Jeanette White never wanted ethics reform.
The Putney Democrat and chair of the Senate Government Operations Committee made that clear, over and over again. And she blamed a tried-and-true scapegoat for bringing it up:
The issue of ethics and the lack of an ethics commission has been of great interest over the last year or so to the media. How many Vermonters are passionate about the issue is not clear…
Which was obvious bulldookie at the time. But now I’ve got evidence from an unexpected source.
Researchers at Illinois State University have been involved in a lengthy study of corruption in state politics. They took an unusual approach: seeking the perceptions of reporters covering state politics and corruption issues. They reasoned that corruption cases are handled differently in different states, so rates of indictment and conviction might be grossly misleading. Just because, for instance, New York has pursued several high-profile cases doesn’t mean its politics are more corrupt than, say, New Jersey’s. Perception-based studies have their own limitations, but it’s a different way to evaluate what’s going on.
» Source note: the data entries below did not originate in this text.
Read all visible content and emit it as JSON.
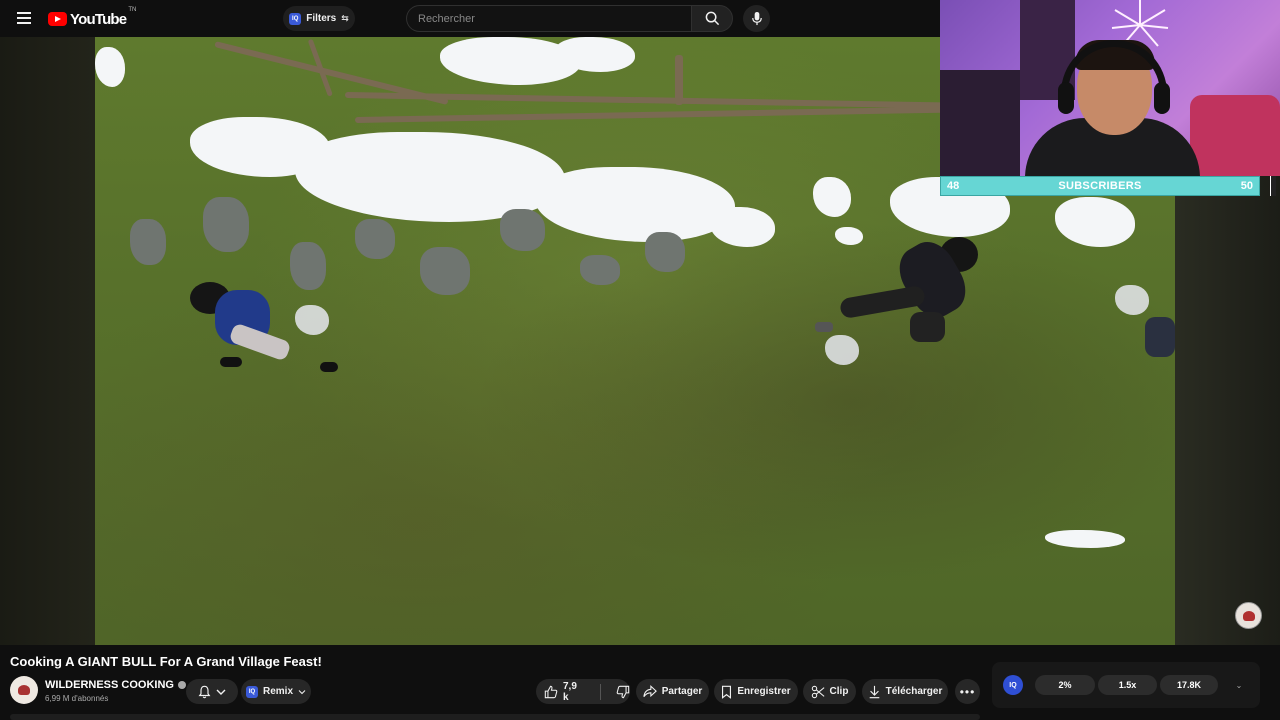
{
  "header": {
    "logo_text": "YouTube",
    "logo_tm": "TN",
    "filters_label": "Filters",
    "filters_badge": "IQ",
    "search_placeholder": "Rechercher"
  },
  "webcam": {
    "sub_goal_current": "48",
    "sub_goal_label": "SUBSCRIBERS",
    "sub_goal_target": "50",
    "progress_fraction": 0.96
  },
  "video": {
    "title": "Cooking A GIANT BULL For A Grand Village Feast!"
  },
  "channel": {
    "name": "WILDERNESS COOKING",
    "subscribers": "6,99 M d'abonnés"
  },
  "actions": {
    "remix_badge": "IQ",
    "remix_label": "Remix",
    "like_count": "7,9 k",
    "share_label": "Partager",
    "save_label": "Enregistrer",
    "clip_label": "Clip",
    "download_label": "Télécharger",
    "more_label": "•••"
  },
  "stats_panel": {
    "iq_label": "IQ",
    "stat_1": "2%",
    "stat_2": "1.5x",
    "stat_3": "17.8K",
    "chevron": "⌄"
  },
  "colors": {
    "youtube_red": "#ff0000",
    "sub_bar": "#66d6d4",
    "iq_blue": "#2f4fd4"
  }
}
Turns out that in Vermont, reporters see the state as fundamentally clean, untainted by political sleaze. Vermont ranked near the top in most categories, and overall was one of the “cleanest” states in the country in the eyes of our own allegedly cynical media corps.